TASK TO CARRY OUT: Set down the whole listing verbatim.

MATERIALS PROVIDED:
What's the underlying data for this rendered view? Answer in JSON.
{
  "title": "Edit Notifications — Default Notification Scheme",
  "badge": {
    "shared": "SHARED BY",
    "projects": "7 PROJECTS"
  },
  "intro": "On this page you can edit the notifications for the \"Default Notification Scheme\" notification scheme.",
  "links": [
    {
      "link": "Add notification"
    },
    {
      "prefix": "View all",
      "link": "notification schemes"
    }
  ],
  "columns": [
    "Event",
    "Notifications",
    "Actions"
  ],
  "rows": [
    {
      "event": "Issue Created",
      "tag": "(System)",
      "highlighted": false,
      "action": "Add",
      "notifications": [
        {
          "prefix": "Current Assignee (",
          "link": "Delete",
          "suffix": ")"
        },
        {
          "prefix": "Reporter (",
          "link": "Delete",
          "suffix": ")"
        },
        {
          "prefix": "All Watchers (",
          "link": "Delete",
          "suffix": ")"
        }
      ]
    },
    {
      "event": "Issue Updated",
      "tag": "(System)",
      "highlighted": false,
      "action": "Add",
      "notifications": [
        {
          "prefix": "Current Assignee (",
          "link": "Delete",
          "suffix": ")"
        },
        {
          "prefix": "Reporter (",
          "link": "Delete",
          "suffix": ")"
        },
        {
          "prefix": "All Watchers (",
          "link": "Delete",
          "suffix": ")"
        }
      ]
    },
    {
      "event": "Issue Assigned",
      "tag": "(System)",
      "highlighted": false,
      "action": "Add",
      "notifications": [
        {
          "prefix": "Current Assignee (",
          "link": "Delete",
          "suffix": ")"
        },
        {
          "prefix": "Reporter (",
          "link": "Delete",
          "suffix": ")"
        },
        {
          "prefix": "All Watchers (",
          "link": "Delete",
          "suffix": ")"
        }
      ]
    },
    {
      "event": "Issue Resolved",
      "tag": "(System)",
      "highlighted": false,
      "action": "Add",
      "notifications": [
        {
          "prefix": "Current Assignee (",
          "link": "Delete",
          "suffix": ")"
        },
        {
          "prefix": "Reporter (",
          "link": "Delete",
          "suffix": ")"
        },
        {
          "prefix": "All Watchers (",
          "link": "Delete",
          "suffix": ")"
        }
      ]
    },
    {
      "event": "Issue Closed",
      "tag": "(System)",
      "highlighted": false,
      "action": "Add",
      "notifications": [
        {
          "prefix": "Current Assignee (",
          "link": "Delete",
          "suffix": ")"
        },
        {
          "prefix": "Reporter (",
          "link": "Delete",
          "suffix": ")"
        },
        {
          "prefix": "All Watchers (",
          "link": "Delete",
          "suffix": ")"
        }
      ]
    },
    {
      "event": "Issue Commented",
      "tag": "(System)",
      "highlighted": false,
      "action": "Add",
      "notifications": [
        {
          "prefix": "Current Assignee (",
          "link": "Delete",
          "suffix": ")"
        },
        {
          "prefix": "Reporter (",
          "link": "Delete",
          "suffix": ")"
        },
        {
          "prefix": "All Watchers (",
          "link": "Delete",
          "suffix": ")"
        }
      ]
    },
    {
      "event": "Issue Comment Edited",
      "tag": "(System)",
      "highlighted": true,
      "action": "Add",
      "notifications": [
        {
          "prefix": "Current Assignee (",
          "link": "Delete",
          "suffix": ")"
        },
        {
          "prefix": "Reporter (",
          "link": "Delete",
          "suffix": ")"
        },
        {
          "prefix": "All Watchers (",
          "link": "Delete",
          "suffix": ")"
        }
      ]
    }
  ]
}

RESULT:
What's the underlying data for this rendered view? Answer in JSON.
{
  "title": "Edit Notifications — Default Notification Scheme",
  "badge": {
    "shared": "SHARED BY",
    "projects": "7 PROJECTS"
  },
  "intro": "On this page you can edit the notifications for the \"Default Notification Scheme\" notification scheme.",
  "links": [
    {
      "link": "Add notification"
    },
    {
      "prefix": "View all",
      "link": "notification schemes"
    }
  ],
  "columns": [
    "Event",
    "Notifications",
    "Actions"
  ],
  "rows": [
    {
      "event": "Issue Created",
      "tag": "(System)",
      "highlighted": false,
      "action": "Add",
      "notifications": [
        {
          "prefix": "Current Assignee (",
          "link": "Delete",
          "suffix": ")"
        },
        {
          "prefix": "Reporter (",
          "link": "Delete",
          "suffix": ")"
        },
        {
          "prefix": "All Watchers (",
          "link": "Delete",
          "suffix": ")"
        }
      ]
    },
    {
      "event": "Issue Updated",
      "tag": "(System)",
      "highlighted": false,
      "action": "Add",
      "notifications": [
        {
          "prefix": "Current Assignee (",
          "link": "Delete",
          "suffix": ")"
        },
        {
          "prefix": "Reporter (",
          "link": "Delete",
          "suffix": ")"
        },
        {
          "prefix": "All Watchers (",
          "link": "Delete",
          "suffix": ")"
        }
      ]
    },
    {
      "event": "Issue Assigned",
      "tag": "(System)",
      "highlighted": false,
      "action": "Add",
      "notifications": [
        {
          "prefix": "Current Assignee (",
          "link": "Delete",
          "suffix": ")"
        },
        {
          "prefix": "Reporter (",
          "link": "Delete",
          "suffix": ")"
        },
        {
          "prefix": "All Watchers (",
          "link": "Delete",
          "suffix": ")"
        }
      ]
    },
    {
      "event": "Issue Resolved",
      "tag": "(System)",
      "highlighted": false,
      "action": "Add",
      "notifications": [
        {
          "prefix": "Current Assignee (",
          "link": "Delete",
          "suffix": ")"
        },
        {
          "prefix": "Reporter (",
          "link": "Delete",
          "suffix": ")"
        },
        {
          "prefix": "All Watchers (",
          "link": "Delete",
          "suffix": ")"
        }
      ]
    },
    {
      "event": "Issue Closed",
      "tag": "(System)",
      "highlighted": false,
      "action": "Add",
      "notifications": [
        {
          "prefix": "Current Assignee (",
          "link": "Delete",
          "suffix": ")"
        },
        {
          "prefix": "Reporter (",
          "link": "Delete",
          "suffix": ")"
        },
        {
          "prefix": "All Watchers (",
          "link": "Delete",
          "suffix": ")"
        }
      ]
    },
    {
      "event": "Issue Commented",
      "tag": "(System)",
      "highlighted": false,
      "action": "Add",
      "notifications": [
        {
          "prefix": "Current Assignee (",
          "link": "Delete",
          "suffix": ")"
        },
        {
          "prefix": "Reporter (",
          "link": "Delete",
          "suffix": ")"
        },
        {
          "prefix": "All Watchers (",
          "link": "Delete",
          "suffix": ")"
        }
      ]
    },
    {
      "event": "Issue Comment Edited",
      "tag": "(System)",
      "highlighted": true,
      "action": "Add",
      "notifications": [
        {
          "prefix": "Current Assignee (",
          "link": "Delete",
          "suffix": ")"
        },
        {
          "prefix": "Reporter (",
          "link": "Delete",
          "suffix": ")"
        },
        {
          "prefix": "All Watchers (",
          "link": "Delete",
          "suffix": ")"
        }
      ]
    }
  ]
}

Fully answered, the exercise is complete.